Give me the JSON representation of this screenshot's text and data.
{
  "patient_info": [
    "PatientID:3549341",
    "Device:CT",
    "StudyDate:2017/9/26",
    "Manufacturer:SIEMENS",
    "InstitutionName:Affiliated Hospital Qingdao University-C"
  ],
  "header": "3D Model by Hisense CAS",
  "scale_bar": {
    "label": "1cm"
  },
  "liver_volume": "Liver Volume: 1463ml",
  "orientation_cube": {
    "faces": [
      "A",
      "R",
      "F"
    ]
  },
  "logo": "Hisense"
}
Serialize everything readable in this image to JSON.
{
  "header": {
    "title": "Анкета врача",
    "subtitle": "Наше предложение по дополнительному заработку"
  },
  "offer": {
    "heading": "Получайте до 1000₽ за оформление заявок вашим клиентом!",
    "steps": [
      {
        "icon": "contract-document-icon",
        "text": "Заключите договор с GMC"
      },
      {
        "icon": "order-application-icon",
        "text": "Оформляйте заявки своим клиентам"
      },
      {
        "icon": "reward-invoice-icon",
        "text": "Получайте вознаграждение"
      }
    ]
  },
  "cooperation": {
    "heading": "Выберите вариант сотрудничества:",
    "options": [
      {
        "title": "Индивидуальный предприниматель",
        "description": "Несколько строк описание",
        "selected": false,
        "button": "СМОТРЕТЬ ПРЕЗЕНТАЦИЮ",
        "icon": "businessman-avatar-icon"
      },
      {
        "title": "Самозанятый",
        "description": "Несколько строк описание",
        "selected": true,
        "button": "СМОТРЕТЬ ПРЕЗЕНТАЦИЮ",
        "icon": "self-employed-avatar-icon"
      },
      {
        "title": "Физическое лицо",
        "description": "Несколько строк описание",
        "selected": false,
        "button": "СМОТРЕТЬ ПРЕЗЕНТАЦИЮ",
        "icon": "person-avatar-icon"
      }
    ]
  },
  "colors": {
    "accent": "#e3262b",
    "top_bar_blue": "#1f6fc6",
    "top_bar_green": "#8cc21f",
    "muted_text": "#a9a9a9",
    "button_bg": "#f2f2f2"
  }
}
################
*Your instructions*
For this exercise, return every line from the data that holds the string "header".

*Reply*
  "header": "3D Model by Hisense CAS",
  "header": {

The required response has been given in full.